As a man of many opinions who takes full advantage of his freedom of speech, I can only be responsible for what I say, write and think. It is an impossibility for me to be responsible for what you hear me say, read what I write and think about either. I cannot be responsible for how you feel about what I produce.
The minute the speaker is made responsible for what another person hears, feels or understands, free speech is dead.
If I offend you, I can’t help it. You set that threshold, not me. I have nothing to do with your limits to “offense”.
F.A. Hayek noted a similar problem with socialism in his book, “The Road to Serfdom”:
“I believe it was Lenin himself who introduced to Russia the famous phrase “who, whom?”– during the early years of Soviet rule the byword in which the people summed up the universal problem of a socialist society. Who plans whom, who directs and dominates whom, who assigns to other people their station in life, and who is to have his due allotted by others? These become necessarily the central issues to be decided solely by the supreme power.”
So there is a “who, whom” issue with speech, too. Who decides what is “offensive” and what should be prohibited? Especially when our Constitution clearly states that “Congress shall make no law respecting an establishment of religion, or prohibiting the free exercise thereof; or abridging the freedom of speech, or of the press; or the right of the people peaceably to assemble, and to petition the Government for a redress of grievances.”
Shall.

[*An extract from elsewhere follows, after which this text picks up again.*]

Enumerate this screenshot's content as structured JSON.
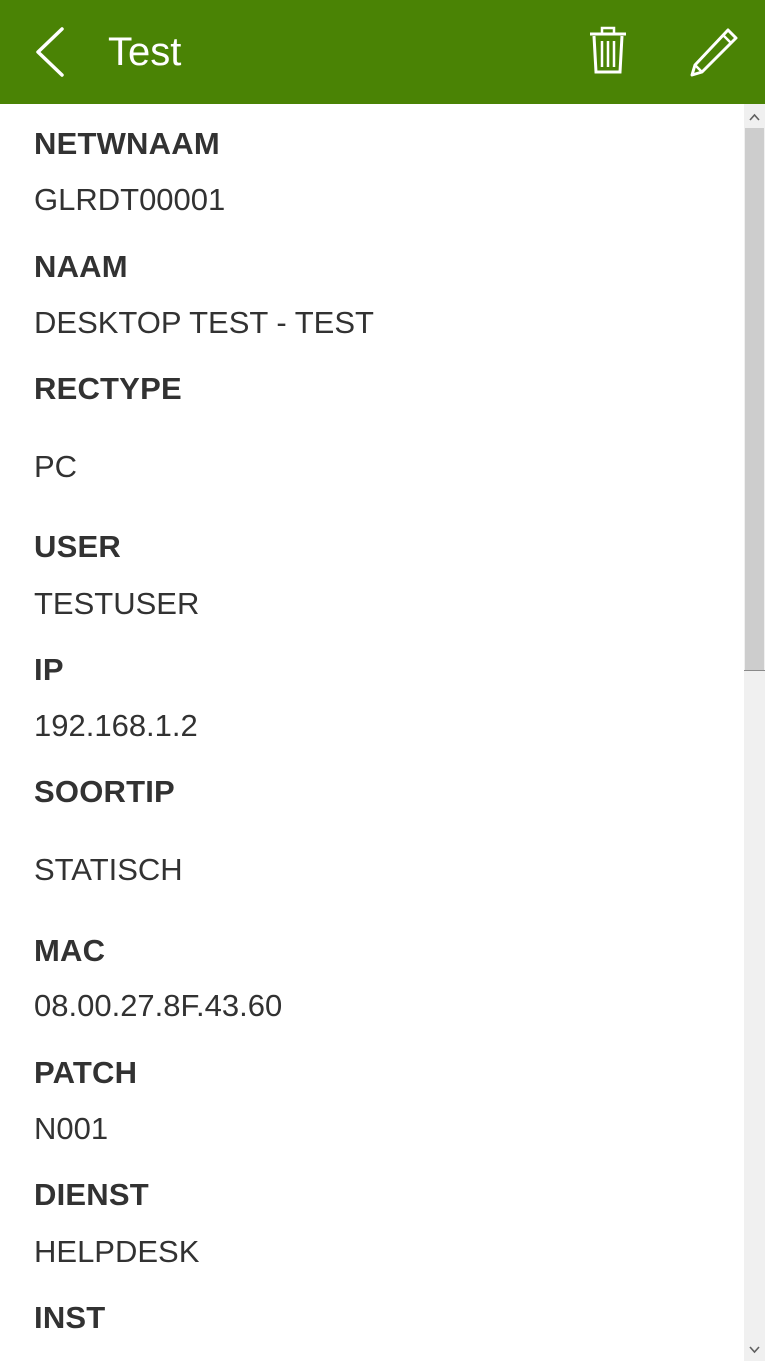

Make. No. Law.
But the fault, good people, is in our stars…or more accurately, in our children and therefore ourselves.
Public education has become regimented and systematized to the point that it has become dogmatic. We even refer to our educational services as school “systems”. Socratic learning has been largely replaced with regimented indoctrination, free thinking is not encouraged, and following the “system” is valued over critical thinking. Value is placed on the simple command of facts and not the critical “why’s” behind them.

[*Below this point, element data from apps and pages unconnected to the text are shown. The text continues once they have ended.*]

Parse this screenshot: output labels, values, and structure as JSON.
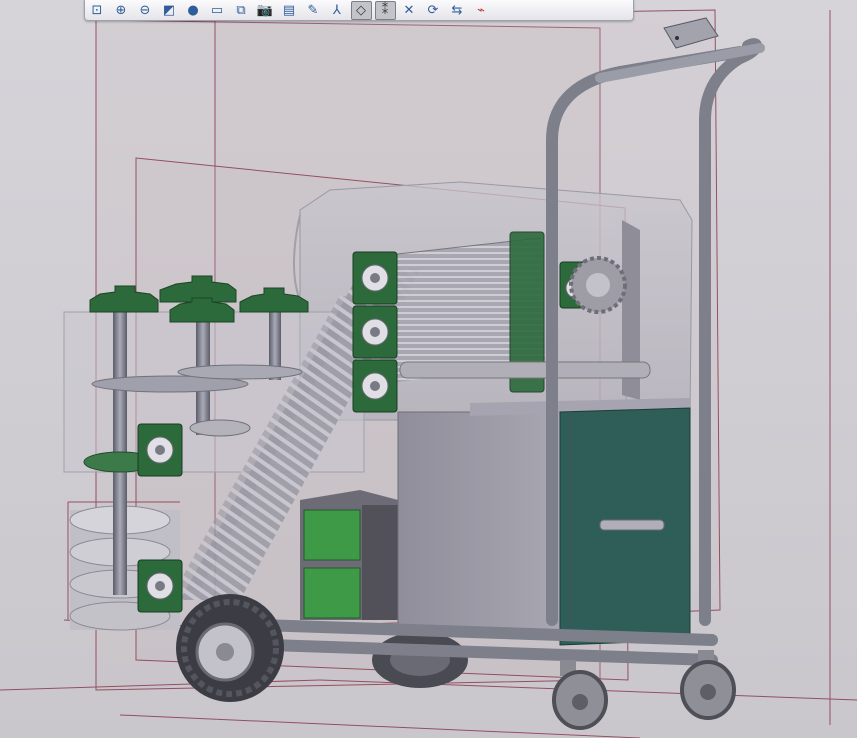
{
  "window": {
    "title": ""
  },
  "toolbar": {
    "buttons": [
      {
        "name": "zoom-fit-icon",
        "glyph": "⊡",
        "active": false
      },
      {
        "name": "zoom-in-icon",
        "glyph": "⊕",
        "active": false
      },
      {
        "name": "zoom-out-icon",
        "glyph": "⊖",
        "active": false
      },
      {
        "name": "repaint-icon",
        "glyph": "◩",
        "active": false
      },
      {
        "name": "shading-icon",
        "glyph": "●",
        "active": false
      },
      {
        "name": "view-orient-icon",
        "glyph": "▭",
        "active": false
      },
      {
        "name": "saved-views-icon",
        "glyph": "⧉",
        "active": false
      },
      {
        "name": "screenshot-icon",
        "glyph": "📷",
        "active": false
      },
      {
        "name": "layer-icon",
        "glyph": "▤",
        "active": false
      },
      {
        "name": "sketch-icon",
        "glyph": "✎",
        "active": false
      },
      {
        "name": "datum-axes-icon",
        "glyph": "⅄",
        "active": false
      },
      {
        "name": "datum-planes-icon",
        "glyph": "◇",
        "active": true
      },
      {
        "name": "datum-points-icon",
        "glyph": "⁑",
        "active": true
      },
      {
        "name": "csys-icon",
        "glyph": "✕",
        "active": false
      },
      {
        "name": "spin-center-icon",
        "glyph": "⟳",
        "active": false
      },
      {
        "name": "annotation-icon",
        "glyph": "⇆",
        "active": false
      },
      {
        "name": "display-style-icon",
        "glyph": "⌁",
        "active": false
      }
    ]
  },
  "colors": {
    "frame": "#7d7f8a",
    "bearing": "#2c6a3c",
    "housing_glass": "#b6b4be",
    "plane_lines": "#8a3a4e",
    "tank_teal": "#2f5e58",
    "bin_green": "#3f9a48"
  }
}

We also appear to lack important overarching historical context, preventing us from viewing modern issues in proper context and facilitating understanding.

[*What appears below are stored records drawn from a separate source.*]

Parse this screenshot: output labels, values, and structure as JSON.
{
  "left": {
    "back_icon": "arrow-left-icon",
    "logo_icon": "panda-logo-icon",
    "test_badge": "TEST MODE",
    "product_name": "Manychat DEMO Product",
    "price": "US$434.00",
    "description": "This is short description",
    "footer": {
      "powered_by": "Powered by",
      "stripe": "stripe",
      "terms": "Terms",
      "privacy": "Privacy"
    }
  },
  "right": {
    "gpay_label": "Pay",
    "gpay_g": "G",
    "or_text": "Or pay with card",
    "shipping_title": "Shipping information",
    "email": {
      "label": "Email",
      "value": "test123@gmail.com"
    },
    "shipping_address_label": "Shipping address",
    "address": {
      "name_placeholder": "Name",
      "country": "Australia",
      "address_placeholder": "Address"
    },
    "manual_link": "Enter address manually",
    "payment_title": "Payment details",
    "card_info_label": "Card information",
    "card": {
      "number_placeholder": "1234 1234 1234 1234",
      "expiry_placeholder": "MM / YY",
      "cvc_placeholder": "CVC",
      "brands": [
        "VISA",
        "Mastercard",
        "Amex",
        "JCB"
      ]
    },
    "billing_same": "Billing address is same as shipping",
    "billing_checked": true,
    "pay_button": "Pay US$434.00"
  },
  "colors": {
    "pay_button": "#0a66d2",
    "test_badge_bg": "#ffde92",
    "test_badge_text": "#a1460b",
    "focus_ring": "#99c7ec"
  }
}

We appear to be more focused on teaching what to think and not how to think. Objective truths and established facts are dismissed as “your opinion”. Direct, vigorous debate and defending a position seem to be alien, just “sharing” opinions, presenting a list of facts or even simply shouting down an opponent is good enough, as if volume is greater than reason. Knowledge is substituted for wisdom. It makes for an intense interest in politesse but leads to arrogant, undisciplined, unorganized thought, resulting in overt hostility to any challenge or correction.
This is what man has wrought upon himself.